Students Katia Roma and Daniel Laverde summon Ronan over as they discuss a character named Ivie "Ghetto" Rivera. As he scrunches down to listen, they brainstorm about her insecure body image, why people can't pronounce her name correctly and the details of her personal history.

"We wouldn't be as far as we are right now personally and as a group [without Ronan]," said Laverde, 17, who has been working with Ronan for two years. "It's a challenge, it's more than reading. What you write comes from your heart [but] you're not afraid to express yourself."

This story was published in the Queens Tribune.

Thursday, January 17, 2008

Living The Hip-Hop Life In Corona, Queens

At first glance, a high-end urban lifestyle boutique seems out of place above the Kennedy Fried Chicken on Junction Blvd. in Corona.

The wafting odor of fried chicken and the high-pitched sounds of electronic toys of the Chinese wholesaler next door could easily distract from what’s in between: a minimalist 10-foot-wide brick wall painted black.

Two brass-potted shrubs flank the glass entrance, and except for a black-and-white flag on the building’s second floor, All the Right boutique is almost invisible.

Owner George Landin said All the Right has transitioned from a record store with a recording studio and barber shop to a high-end apparel boutique in accordance with hip-hop’s four elements: DJ (disc jockey), MC (Master of Ceremonies), B-boy (break dancer), and graffiti.
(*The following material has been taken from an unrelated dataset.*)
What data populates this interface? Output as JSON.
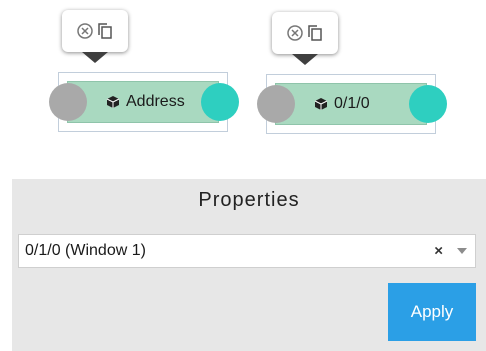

Since 1998, All the Right has been a fixture in this working-class, mostly Latino neighborhood, attracting local rappers and graffiti artists and generating buzz by word of mouth as far away as Japan. Landin, who grew up in Corona, is now in the process of expanding All the Right’s vision and vibe to Los Angeles where he is scheduled to open another store in late February.

This story was published in the Queen's Tribune.

Thursday, January 3, 2008

Handball: All it Takes is a Dollar and a Wall

Video by Lisa Biagiotti and Michele Wilson

It’s easy to find a ball and a wall in Elmhurst.

On any mild day at CC Moore Homestead Park on Broadway and 45th Avenue, teenagers play handball, smoke cigarettes and hang out. Because of limited park space, handball is a popular recreational sport in the neighborhood. Outdoor handball courts empty out during colder months when hands begin to sting from slapping the ball.

But serious handball players take the sport indoors and train at the Elks Lodge on Queens Boulevard, as part of a new Elks’ membership initiative. These players credit handball with keeping them out of trouble, and several players have become nationally ranked by the United States Handball Association (USHA), in Tuscon, Ariz., where officials recognize Elmhurst players by their first names.

This story was published in the Queens Tribune.